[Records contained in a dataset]
□ □ □ □ □

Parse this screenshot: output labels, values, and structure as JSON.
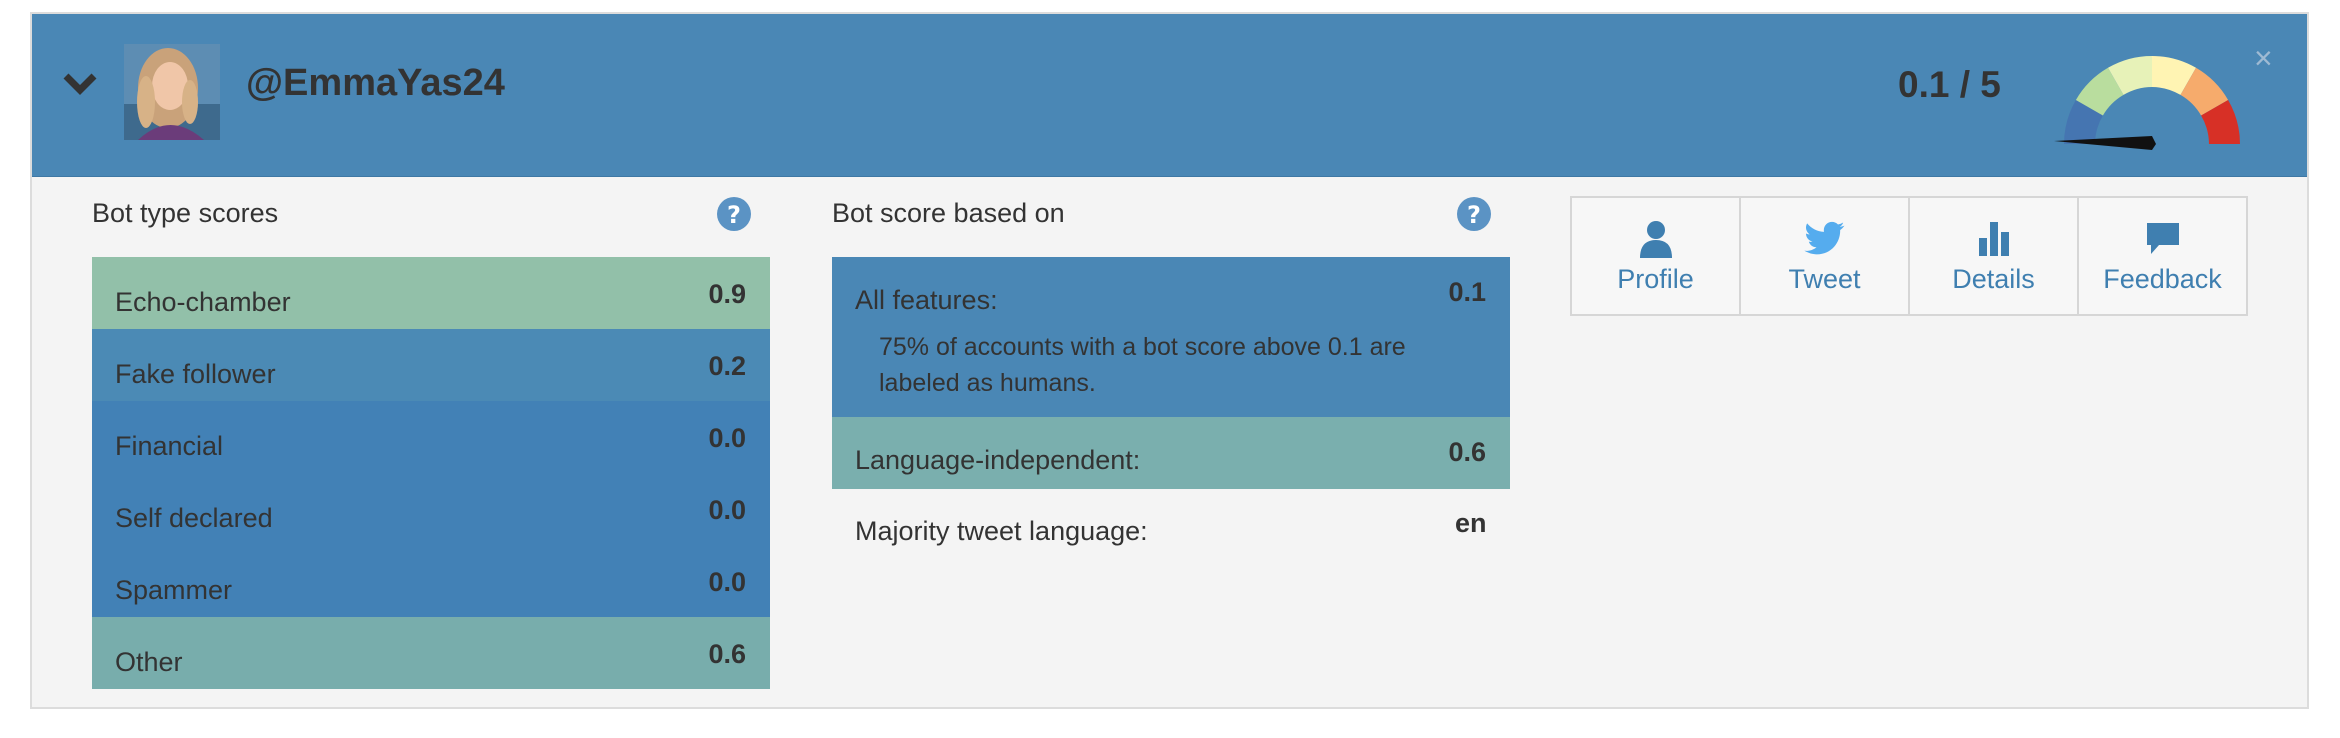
{
  "header": {
    "handle": "@EmmaYas24",
    "score": "0.1 / 5",
    "colors": {
      "bar": "#4a87b5"
    }
  },
  "bot_type": {
    "title": "Bot type scores",
    "items": [
      {
        "label": "Echo-chamber",
        "value": "0.9",
        "color": "#92c0a9"
      },
      {
        "label": "Fake follower",
        "value": "0.2",
        "color": "#4b8ab5"
      },
      {
        "label": "Financial",
        "value": "0.0",
        "color": "#4281b6"
      },
      {
        "label": "Self declared",
        "value": "0.0",
        "color": "#4281b6"
      },
      {
        "label": "Spammer",
        "value": "0.0",
        "color": "#4281b6"
      },
      {
        "label": "Other",
        "value": "0.6",
        "color": "#78adac"
      }
    ]
  },
  "bot_score": {
    "title": "Bot score based on",
    "all_features": {
      "label": "All features:",
      "value": "0.1",
      "description": "75% of accounts with a bot score above 0.1 are labeled as humans."
    },
    "language_independent": {
      "label": "Language-independent:",
      "value": "0.6"
    },
    "majority_language": {
      "label": "Majority tweet language:",
      "value": "en"
    }
  },
  "actions": [
    {
      "label": "Profile",
      "icon": "user-icon"
    },
    {
      "label": "Tweet",
      "icon": "twitter-bird-icon"
    },
    {
      "label": "Details",
      "icon": "bar-chart-icon"
    },
    {
      "label": "Feedback",
      "icon": "comment-icon"
    }
  ]
}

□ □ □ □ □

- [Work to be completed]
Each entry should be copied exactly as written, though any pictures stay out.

- [Result below]
Parse this screenshot: output labels, values, and structure as JSON.
{
  "header": {
    "handle": "@EmmaYas24",
    "score": "0.1 / 5",
    "colors": {
      "bar": "#4a87b5"
    }
  },
  "bot_type": {
    "title": "Bot type scores",
    "items": [
      {
        "label": "Echo-chamber",
        "value": "0.9",
        "color": "#92c0a9"
      },
      {
        "label": "Fake follower",
        "value": "0.2",
        "color": "#4b8ab5"
      },
      {
        "label": "Financial",
        "value": "0.0",
        "color": "#4281b6"
      },
      {
        "label": "Self declared",
        "value": "0.0",
        "color": "#4281b6"
      },
      {
        "label": "Spammer",
        "value": "0.0",
        "color": "#4281b6"
      },
      {
        "label": "Other",
        "value": "0.6",
        "color": "#78adac"
      }
    ]
  },
  "bot_score": {
    "title": "Bot score based on",
    "all_features": {
      "label": "All features:",
      "value": "0.1",
      "description": "75% of accounts with a bot score above 0.1 are labeled as humans."
    },
    "language_independent": {
      "label": "Language-independent:",
      "value": "0.6"
    },
    "majority_language": {
      "label": "Majority tweet language:",
      "value": "en"
    }
  },
  "actions": [
    {
      "label": "Profile",
      "icon": "user-icon"
    },
    {
      "label": "Tweet",
      "icon": "twitter-bird-icon"
    },
    {
      "label": "Details",
      "icon": "bar-chart-icon"
    },
    {
      "label": "Feedback",
      "icon": "comment-icon"
    }
  ]
}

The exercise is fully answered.